■ Data records for software interfaces:
━━━━━━━━━━━━━━━━━━━━

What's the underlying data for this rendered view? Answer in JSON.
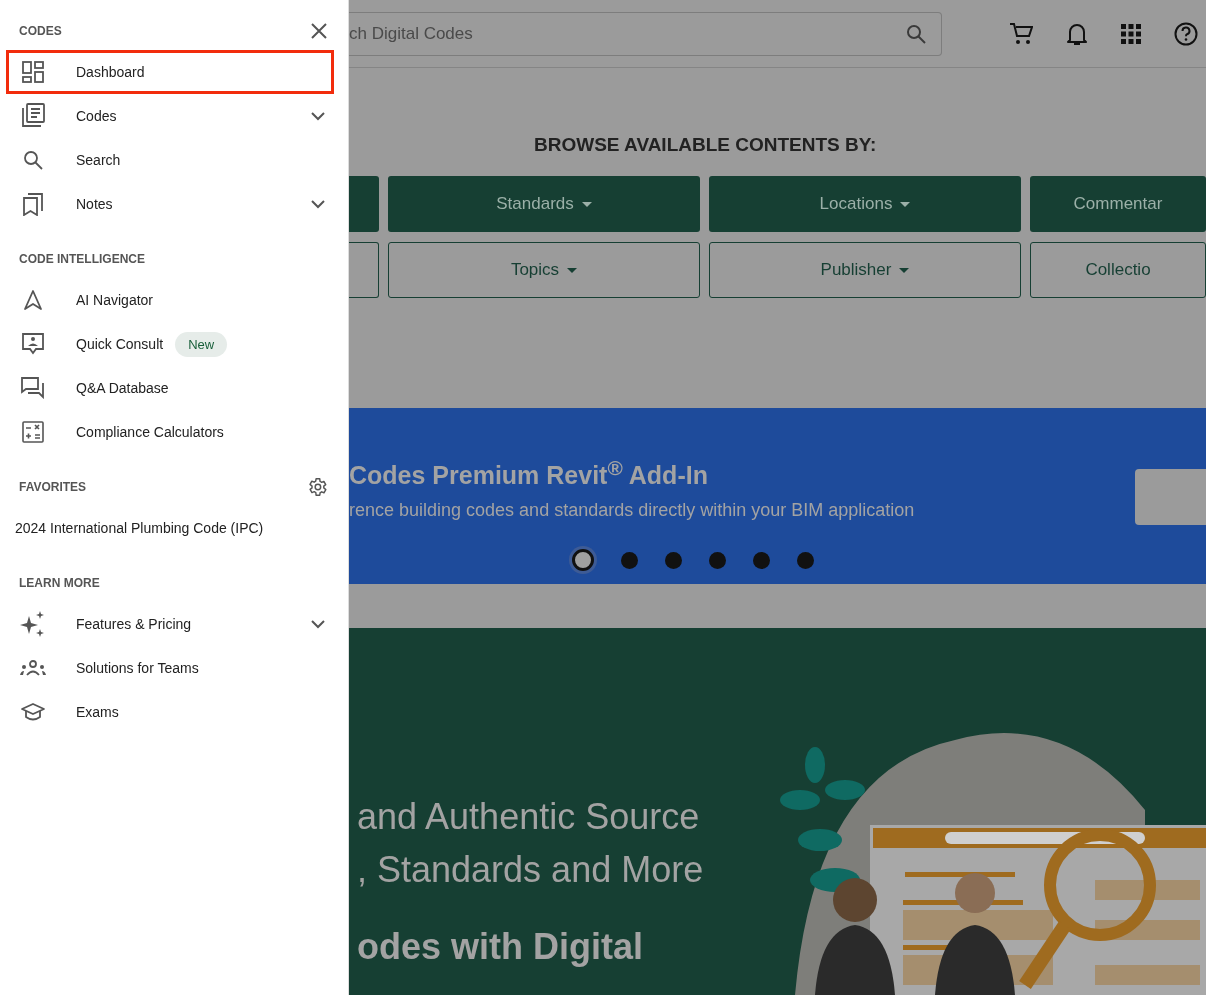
{
  "drawer": {
    "sections": [
      {
        "heading": "CODES",
        "items": [
          {
            "label": "Dashboard",
            "expandable": false,
            "highlighted": true
          },
          {
            "label": "Codes",
            "expandable": true,
            "highlighted": false
          },
          {
            "label": "Search",
            "expandable": false,
            "highlighted": false
          },
          {
            "label": "Notes",
            "expandable": true,
            "highlighted": false
          }
        ]
      },
      {
        "heading": "CODE INTELLIGENCE",
        "items": [
          {
            "label": "AI Navigator",
            "expandable": false,
            "highlighted": false
          },
          {
            "label": "Quick Consult",
            "expandable": false,
            "highlighted": false,
            "badge": "New"
          },
          {
            "label": "Q&A Database",
            "expandable": false,
            "highlighted": false
          },
          {
            "label": "Compliance Calculators",
            "expandable": false,
            "highlighted": false
          }
        ]
      },
      {
        "heading": "FAVORITES",
        "items": [
          {
            "label": "2024 International Plumbing Code (IPC)",
            "expandable": false,
            "highlighted": false
          }
        ]
      },
      {
        "heading": "LEARN MORE",
        "items": [
          {
            "label": "Features & Pricing",
            "expandable": true,
            "highlighted": false
          },
          {
            "label": "Solutions for Teams",
            "expandable": false,
            "highlighted": false
          },
          {
            "label": "Exams",
            "expandable": false,
            "highlighted": false
          }
        ]
      }
    ]
  },
  "header": {
    "search": {
      "placeholder": "ch Digital Codes"
    }
  },
  "browse": {
    "title": "BROWSE AVAILABLE CONTENTS BY:",
    "rows": [
      {
        "kind": "filled",
        "buttons": [
          {
            "kind": "edge"
          },
          {
            "kind": "full",
            "label": "Standards",
            "caret": true
          },
          {
            "kind": "full",
            "label": "Locations",
            "caret": true
          },
          {
            "kind": "full",
            "label": "Commentar",
            "caret": false
          }
        ]
      },
      {
        "kind": "outlined",
        "buttons": [
          {
            "kind": "edge"
          },
          {
            "kind": "full",
            "label": "Topics",
            "caret": true
          },
          {
            "kind": "full",
            "label": "Publisher",
            "caret": true
          },
          {
            "kind": "full",
            "label": "Collectio",
            "caret": false
          }
        ]
      }
    ]
  },
  "banner": {
    "title": "Codes Premium Revit$^{®}$ Add-In",
    "subtitle": "rence building codes and standards directly within your BIM application",
    "dots": [
      {
        "selected": true
      },
      {
        "selected": false
      },
      {
        "selected": false
      },
      {
        "selected": false
      },
      {
        "selected": false
      },
      {
        "selected": false
      }
    ]
  },
  "hero": {
    "lines": [
      "and Authentic Source",
      ", Standards and More"
    ],
    "bold_line": "odes with Digital"
  }
}
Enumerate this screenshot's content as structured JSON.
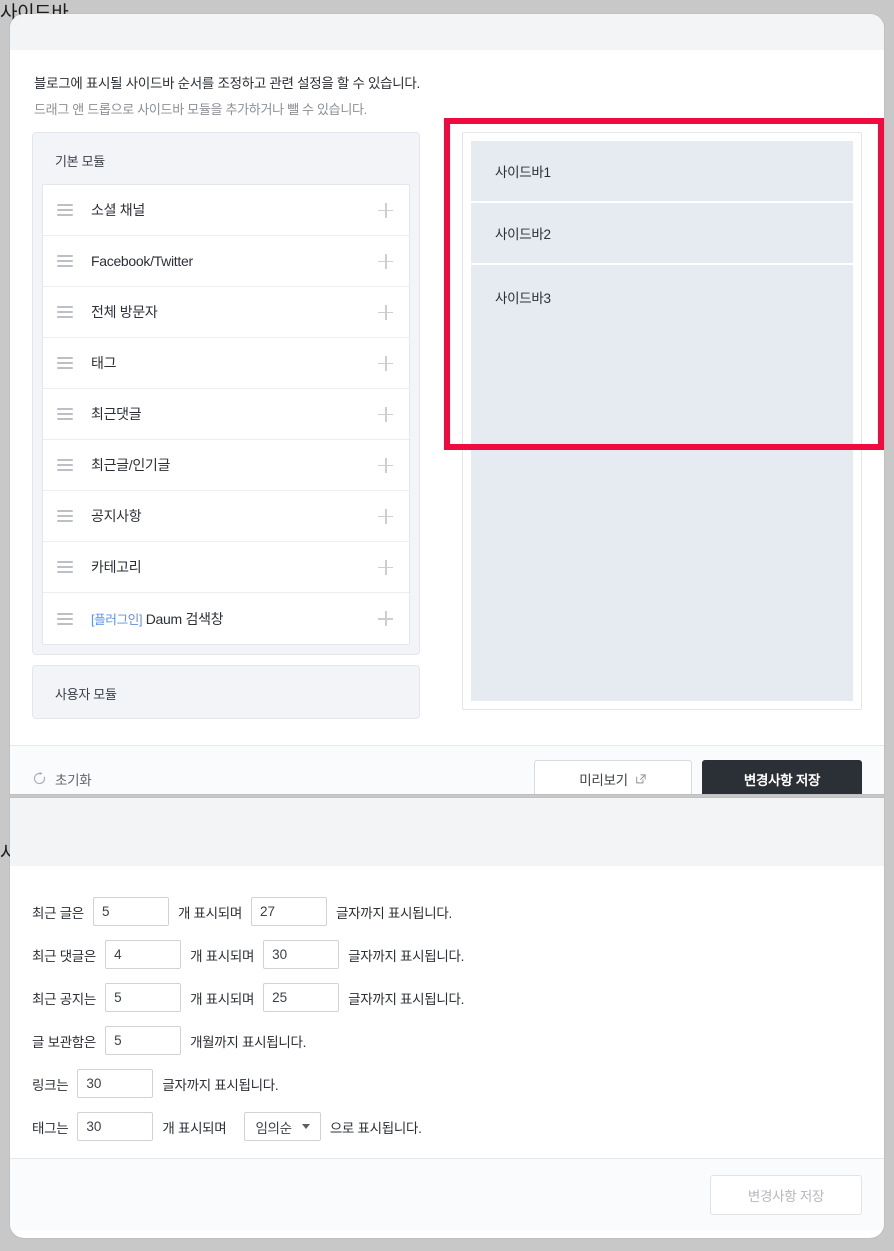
{
  "sidebar_section": {
    "title": "사이드바",
    "intro_line1": "블로그에 표시될 사이드바 순서를 조정하고 관련 설정을 할 수 있습니다.",
    "intro_line2": "드래그 앤 드롭으로 사이드바 모듈을 추가하거나 뺄 수 있습니다.",
    "palette": {
      "basic_group_label": "기본 모듈",
      "user_group_label": "사용자 모듈",
      "modules": [
        {
          "label": "소셜 채널",
          "plugin_tag": ""
        },
        {
          "label": "Facebook/Twitter",
          "plugin_tag": ""
        },
        {
          "label": "전체 방문자",
          "plugin_tag": ""
        },
        {
          "label": "태그",
          "plugin_tag": ""
        },
        {
          "label": "최근댓글",
          "plugin_tag": ""
        },
        {
          "label": "최근글/인기글",
          "plugin_tag": ""
        },
        {
          "label": "공지사항",
          "plugin_tag": ""
        },
        {
          "label": "카테고리",
          "plugin_tag": ""
        },
        {
          "label": "Daum 검색창",
          "plugin_tag": "[플러그인]"
        }
      ],
      "add_icon": "plus-icon",
      "drag_icon": "drag-handle-icon"
    },
    "dropzone": {
      "slots": [
        "사이드바1",
        "사이드바2",
        "사이드바3"
      ]
    },
    "footer": {
      "reset_label": "초기화",
      "reset_icon": "refresh-icon",
      "preview_label": "미리보기",
      "preview_icon": "external-link-icon",
      "save_label": "변경사항 저장"
    },
    "highlight_color": "#ef0b3f"
  },
  "settings_section": {
    "title": "사이드바 설정",
    "rows": [
      {
        "id": "recent-posts",
        "prefix": "최근 글은",
        "count": "5",
        "middle": "개 표시되며",
        "length": "27",
        "suffix": "글자까지 표시됩니다."
      },
      {
        "id": "recent-comments",
        "prefix": "최근 댓글은",
        "count": "4",
        "middle": "개 표시되며",
        "length": "30",
        "suffix": "글자까지 표시됩니다."
      },
      {
        "id": "recent-notices",
        "prefix": "최근 공지는",
        "count": "5",
        "middle": "개 표시되며",
        "length": "25",
        "suffix": "글자까지 표시됩니다."
      },
      {
        "id": "archive",
        "prefix": "글 보관함은",
        "count": "5",
        "middle": "",
        "length": "",
        "suffix": "개월까지 표시됩니다."
      },
      {
        "id": "links",
        "prefix": "링크는",
        "count": "30",
        "middle": "",
        "length": "",
        "suffix": "글자까지 표시됩니다."
      },
      {
        "id": "tags",
        "prefix": "태그는",
        "count": "30",
        "middle": "개 표시되며",
        "sort": "임의순",
        "suffix": "으로 표시됩니다."
      }
    ],
    "tag_sort_value": "임의순",
    "save_label": "변경사항 저장"
  }
}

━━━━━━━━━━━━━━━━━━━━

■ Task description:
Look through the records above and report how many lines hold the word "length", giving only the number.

■ Response area:
5